The Birth of the Red Letter Day
The phrase “red letter day” dates back to at least 1385, when members of ancient monasteries and convents were responsible for producing calendars. They would use black ink for writing most of the calendar, but used red ink to mark important dates such as the days of Saints or other religious occasions, or holidays when the faithful should pray or atone. The red ink was easy to see at a glance.
Some sources note that in early England, judges of the English High Court would wear scarlet robes to the Court of Law on red letter days.
More Red Letters
Ancient religious books created before the printing press were hand-lettered, usually by the monks in a monastery. The pages of these illuminated manuscripts were decorated with pictures, some with gold and silver inlay.

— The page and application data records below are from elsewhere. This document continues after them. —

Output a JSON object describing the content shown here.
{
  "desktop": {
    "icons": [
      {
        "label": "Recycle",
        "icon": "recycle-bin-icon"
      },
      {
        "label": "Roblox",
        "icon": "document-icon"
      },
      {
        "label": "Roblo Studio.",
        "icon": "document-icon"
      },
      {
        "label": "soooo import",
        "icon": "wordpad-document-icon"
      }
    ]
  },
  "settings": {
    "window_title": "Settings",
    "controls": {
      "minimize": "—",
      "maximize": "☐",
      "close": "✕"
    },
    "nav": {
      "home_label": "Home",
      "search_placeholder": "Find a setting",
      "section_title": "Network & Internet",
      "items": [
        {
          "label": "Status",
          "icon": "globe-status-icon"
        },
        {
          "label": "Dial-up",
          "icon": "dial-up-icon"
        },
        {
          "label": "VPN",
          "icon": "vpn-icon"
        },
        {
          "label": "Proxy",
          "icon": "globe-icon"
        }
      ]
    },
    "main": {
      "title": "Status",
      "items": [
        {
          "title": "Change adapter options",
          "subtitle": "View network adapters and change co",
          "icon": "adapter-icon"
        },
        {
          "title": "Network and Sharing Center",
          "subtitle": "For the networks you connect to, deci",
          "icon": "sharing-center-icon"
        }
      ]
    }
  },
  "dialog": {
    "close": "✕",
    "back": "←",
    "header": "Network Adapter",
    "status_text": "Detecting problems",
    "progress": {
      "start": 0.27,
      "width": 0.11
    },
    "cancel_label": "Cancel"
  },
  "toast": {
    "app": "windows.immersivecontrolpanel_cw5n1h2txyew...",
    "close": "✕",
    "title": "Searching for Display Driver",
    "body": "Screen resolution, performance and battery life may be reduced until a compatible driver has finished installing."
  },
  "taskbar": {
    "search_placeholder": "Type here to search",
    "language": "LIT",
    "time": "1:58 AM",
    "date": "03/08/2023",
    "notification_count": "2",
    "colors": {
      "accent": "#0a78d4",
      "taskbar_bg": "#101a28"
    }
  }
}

Often, the first letter of a word in a section was written in red ink. These letters were known as “rubrics.” Though they’re not directly connected to red letter days, it is clear that early monks believed in the importance of red to catch a reader’s eye and attention.